Search the listing below for the word "arrow", and copy every line in which it turns up.
============
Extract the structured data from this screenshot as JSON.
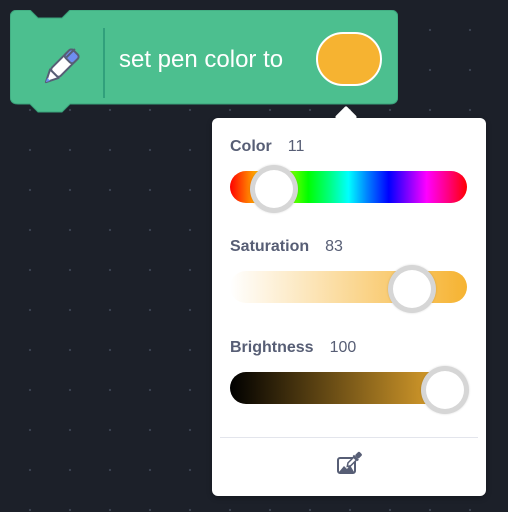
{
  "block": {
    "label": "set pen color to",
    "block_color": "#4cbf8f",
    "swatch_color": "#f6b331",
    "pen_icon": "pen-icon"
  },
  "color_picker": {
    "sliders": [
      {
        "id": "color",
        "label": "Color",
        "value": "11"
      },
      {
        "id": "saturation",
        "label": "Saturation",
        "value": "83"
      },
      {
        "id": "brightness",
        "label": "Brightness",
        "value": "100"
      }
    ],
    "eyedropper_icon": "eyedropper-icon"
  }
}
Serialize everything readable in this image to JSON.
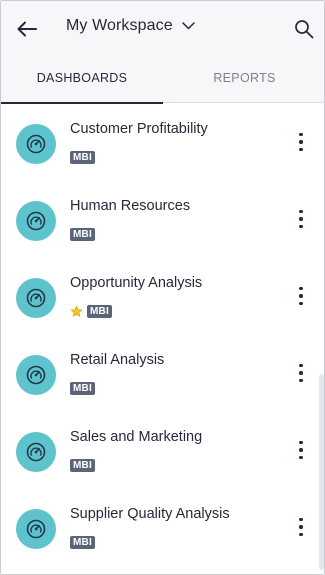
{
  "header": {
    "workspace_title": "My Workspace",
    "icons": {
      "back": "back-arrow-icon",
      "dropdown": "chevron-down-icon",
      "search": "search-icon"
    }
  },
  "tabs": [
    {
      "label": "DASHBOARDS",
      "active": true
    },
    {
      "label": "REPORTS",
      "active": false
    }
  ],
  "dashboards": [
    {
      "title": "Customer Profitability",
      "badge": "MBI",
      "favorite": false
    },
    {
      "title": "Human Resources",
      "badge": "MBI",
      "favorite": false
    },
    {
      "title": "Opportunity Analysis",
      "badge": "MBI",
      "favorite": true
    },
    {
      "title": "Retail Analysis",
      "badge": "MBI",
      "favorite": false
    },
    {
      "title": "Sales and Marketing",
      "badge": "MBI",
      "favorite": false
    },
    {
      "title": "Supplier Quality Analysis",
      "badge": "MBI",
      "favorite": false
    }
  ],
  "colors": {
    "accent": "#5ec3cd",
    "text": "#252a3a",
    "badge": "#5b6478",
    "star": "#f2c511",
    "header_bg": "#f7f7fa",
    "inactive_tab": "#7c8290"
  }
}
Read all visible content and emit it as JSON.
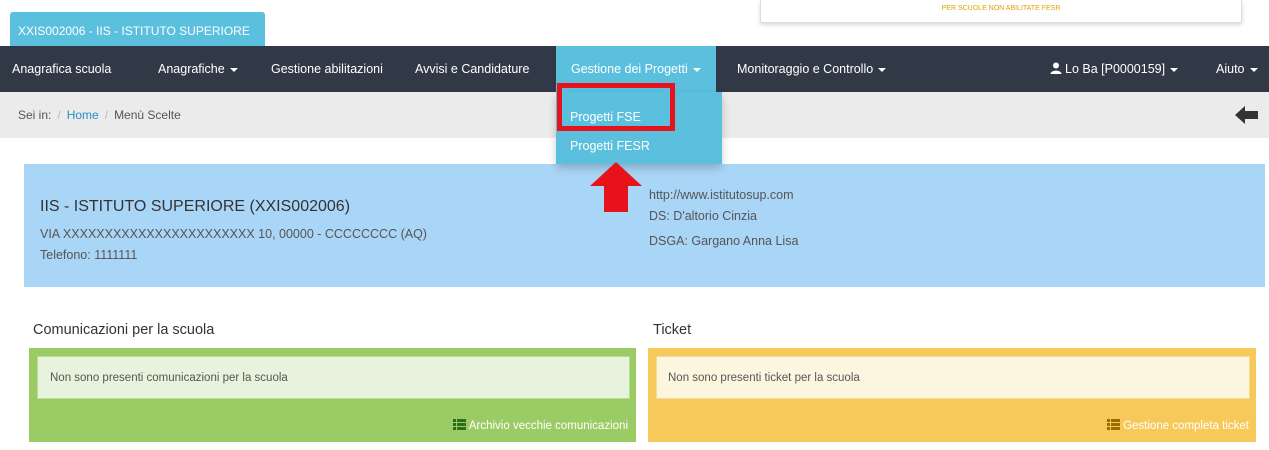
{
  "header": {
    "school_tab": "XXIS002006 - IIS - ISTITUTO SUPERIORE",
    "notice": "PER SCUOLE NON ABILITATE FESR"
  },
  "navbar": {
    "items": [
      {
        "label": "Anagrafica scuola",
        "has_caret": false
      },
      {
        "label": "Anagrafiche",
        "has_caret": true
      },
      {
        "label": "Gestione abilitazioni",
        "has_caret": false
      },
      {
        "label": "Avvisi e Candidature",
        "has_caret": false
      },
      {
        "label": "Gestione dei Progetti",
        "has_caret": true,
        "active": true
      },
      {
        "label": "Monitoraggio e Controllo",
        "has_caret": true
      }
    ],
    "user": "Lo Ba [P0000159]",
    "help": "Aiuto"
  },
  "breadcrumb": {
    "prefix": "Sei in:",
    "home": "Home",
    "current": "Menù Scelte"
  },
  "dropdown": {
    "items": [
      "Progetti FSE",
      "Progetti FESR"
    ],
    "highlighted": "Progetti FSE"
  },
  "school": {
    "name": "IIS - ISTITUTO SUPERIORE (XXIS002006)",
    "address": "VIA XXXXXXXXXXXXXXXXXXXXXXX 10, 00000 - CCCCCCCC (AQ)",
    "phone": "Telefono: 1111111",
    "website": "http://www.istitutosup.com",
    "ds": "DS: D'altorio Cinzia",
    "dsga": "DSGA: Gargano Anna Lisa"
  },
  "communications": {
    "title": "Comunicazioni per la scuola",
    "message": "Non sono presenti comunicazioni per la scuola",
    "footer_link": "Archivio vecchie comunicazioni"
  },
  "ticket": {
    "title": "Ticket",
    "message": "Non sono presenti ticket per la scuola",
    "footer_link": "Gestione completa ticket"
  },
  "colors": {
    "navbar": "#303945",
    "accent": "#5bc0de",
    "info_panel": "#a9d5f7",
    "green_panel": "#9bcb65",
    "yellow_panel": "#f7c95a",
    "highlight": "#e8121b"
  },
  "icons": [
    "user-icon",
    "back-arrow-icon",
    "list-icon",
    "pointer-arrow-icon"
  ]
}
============
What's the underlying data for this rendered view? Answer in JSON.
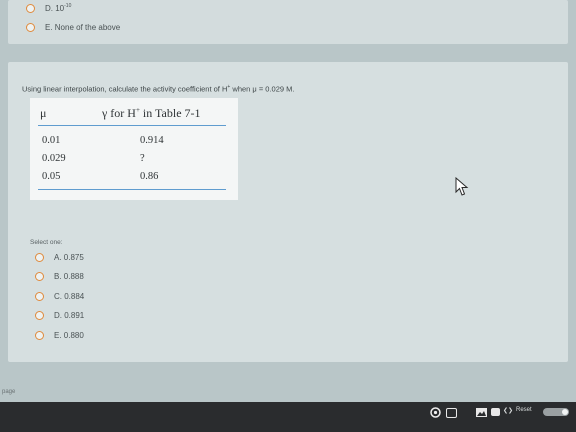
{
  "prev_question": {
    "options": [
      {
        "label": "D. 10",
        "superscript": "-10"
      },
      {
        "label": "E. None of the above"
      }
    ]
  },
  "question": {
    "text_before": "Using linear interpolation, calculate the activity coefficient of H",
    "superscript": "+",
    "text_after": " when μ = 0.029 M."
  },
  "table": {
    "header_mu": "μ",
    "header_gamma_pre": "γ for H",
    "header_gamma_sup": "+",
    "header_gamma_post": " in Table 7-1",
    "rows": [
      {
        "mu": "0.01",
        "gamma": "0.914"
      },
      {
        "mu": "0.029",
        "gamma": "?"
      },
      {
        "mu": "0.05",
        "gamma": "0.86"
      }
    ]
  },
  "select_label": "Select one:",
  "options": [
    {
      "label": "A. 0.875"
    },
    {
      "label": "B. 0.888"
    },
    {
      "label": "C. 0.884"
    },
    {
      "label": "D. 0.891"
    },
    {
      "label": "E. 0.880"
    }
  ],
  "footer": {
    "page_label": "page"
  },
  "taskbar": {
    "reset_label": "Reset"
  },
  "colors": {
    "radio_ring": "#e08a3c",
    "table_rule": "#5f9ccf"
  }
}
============
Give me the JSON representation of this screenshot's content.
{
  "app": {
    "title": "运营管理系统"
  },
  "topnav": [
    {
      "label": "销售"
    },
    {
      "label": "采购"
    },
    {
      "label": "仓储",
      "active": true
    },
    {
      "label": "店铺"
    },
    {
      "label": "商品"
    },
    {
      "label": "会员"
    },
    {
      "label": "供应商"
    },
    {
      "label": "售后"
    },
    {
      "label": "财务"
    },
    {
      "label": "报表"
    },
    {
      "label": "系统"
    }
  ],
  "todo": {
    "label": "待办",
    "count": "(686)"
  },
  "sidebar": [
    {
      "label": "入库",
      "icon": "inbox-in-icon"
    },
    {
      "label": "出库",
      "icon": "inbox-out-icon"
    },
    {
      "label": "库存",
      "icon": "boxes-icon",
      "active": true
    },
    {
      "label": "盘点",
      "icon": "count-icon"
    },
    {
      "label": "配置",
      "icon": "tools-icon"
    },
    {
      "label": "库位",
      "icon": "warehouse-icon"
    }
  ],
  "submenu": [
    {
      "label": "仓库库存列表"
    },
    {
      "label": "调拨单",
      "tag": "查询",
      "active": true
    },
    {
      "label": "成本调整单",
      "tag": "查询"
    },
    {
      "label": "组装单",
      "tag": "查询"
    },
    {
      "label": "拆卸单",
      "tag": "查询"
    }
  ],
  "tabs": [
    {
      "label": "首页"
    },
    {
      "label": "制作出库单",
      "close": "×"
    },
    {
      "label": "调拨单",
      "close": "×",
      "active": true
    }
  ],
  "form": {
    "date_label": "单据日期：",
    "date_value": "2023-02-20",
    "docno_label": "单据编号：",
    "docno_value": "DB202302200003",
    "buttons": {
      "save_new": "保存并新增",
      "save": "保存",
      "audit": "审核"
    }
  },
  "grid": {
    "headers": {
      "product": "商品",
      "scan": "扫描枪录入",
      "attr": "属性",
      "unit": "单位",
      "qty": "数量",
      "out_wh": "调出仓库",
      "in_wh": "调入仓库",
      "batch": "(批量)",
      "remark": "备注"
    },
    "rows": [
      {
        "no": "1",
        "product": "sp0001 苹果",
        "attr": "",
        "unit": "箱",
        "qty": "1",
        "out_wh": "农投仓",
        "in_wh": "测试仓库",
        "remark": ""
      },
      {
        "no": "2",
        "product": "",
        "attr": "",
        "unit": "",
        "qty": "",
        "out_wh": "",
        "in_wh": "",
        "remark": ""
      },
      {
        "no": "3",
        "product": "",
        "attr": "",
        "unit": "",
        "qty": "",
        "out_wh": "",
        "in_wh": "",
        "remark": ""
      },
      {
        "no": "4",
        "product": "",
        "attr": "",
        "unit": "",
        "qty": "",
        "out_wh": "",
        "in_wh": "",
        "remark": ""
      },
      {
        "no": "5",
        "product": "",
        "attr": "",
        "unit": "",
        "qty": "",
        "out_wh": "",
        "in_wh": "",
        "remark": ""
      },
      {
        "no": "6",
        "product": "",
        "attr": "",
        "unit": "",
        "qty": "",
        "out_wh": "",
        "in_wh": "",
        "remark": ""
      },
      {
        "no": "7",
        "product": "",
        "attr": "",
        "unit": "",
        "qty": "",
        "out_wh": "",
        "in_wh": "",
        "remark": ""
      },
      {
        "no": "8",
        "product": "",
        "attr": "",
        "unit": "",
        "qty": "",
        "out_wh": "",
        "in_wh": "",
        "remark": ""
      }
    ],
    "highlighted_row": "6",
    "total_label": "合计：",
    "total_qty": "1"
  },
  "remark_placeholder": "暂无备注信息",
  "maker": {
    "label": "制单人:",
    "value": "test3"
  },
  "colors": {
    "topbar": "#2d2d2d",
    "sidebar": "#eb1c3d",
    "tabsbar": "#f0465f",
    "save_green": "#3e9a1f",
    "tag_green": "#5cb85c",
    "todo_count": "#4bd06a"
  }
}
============
### Exercise response:
      "back": "back-arrow-icon",
    "back-arrow-icon",
    "pointer-arrow-icon"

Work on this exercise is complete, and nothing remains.